Before Unite and GCAP 2015 in Melbourne, I thought I knew my game. After talks given by people such as Tim Ponting, Tim Dawson, Tony Parmenter, Steve Halliwell, Joel Styles and others, I realised that perhaps I needed to take a closer, more analytical look at what I was creating.
Tim Ponting, director of Renegade PR, spoke about generating your key messaging which helps to define your game not only to others, but—more importantly—to yourself. “Do it early,” he said then went through the five step process. So I started at step one, the brainstorming stage. What is my game about? I regurgitated onto the page all the words that fit my game. Five words later, I realised I was either not so hot at this brainstorming thing, or I had no clue what my game was about.
Not willing to be defeated by the very first step, I took a break, ate one of those delectable convention cookies, had a mental snooze, and then got back to it. This time I came up with a bunch more words, but they were words that fit the game in my head, not the actual game. Tim mentioned in his talk to be careful of these kinds of words. Remove them and get to the truth.
Well, fine. I crossed out a few aspirational words on my dog-eared page, and stopped. I’m still exceptionally early in the development of my game. If these are the words that fit the game I want, then why don’t I keep the words and change the game? For this micro-indie developer, that’s a daunting task to face. But I must face it if I want this game to offer the kind of depth it’s singing out for in my heart.

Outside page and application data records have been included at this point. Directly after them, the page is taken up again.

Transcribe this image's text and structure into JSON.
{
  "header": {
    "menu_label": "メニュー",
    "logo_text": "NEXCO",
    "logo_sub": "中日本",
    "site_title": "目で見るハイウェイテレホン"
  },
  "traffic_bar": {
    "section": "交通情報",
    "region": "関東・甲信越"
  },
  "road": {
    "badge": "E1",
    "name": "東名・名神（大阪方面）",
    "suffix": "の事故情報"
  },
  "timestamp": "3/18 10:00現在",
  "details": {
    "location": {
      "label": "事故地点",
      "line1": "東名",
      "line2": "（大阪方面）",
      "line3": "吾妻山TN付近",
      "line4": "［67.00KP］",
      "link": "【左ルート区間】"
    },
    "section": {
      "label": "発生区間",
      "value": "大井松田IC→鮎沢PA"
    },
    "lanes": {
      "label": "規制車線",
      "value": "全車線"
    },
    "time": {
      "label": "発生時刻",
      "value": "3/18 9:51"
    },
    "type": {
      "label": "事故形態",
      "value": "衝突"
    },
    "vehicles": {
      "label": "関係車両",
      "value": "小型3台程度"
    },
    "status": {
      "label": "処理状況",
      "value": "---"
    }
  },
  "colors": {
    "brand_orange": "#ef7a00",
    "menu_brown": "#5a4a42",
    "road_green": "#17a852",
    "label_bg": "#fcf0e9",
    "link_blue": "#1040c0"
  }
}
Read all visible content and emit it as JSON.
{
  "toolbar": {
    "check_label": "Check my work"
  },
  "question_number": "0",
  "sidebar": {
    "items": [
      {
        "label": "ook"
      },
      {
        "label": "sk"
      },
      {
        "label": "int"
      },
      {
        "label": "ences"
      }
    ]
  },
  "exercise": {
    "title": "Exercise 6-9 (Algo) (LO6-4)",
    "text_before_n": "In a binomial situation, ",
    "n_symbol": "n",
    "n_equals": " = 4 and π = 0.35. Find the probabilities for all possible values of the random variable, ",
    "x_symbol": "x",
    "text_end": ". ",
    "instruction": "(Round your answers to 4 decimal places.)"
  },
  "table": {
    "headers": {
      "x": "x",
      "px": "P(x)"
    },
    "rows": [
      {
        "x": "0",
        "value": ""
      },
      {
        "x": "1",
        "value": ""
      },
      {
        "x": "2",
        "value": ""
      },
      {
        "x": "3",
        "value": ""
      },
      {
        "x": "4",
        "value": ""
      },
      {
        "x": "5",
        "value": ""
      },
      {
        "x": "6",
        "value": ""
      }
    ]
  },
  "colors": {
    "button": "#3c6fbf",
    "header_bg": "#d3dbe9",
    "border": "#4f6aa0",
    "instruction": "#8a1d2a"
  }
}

Decision made. The five steps complete, the new pillars built. Time to get cracking with my clearer vision… after a minor drowning incident in a lake of chocolate.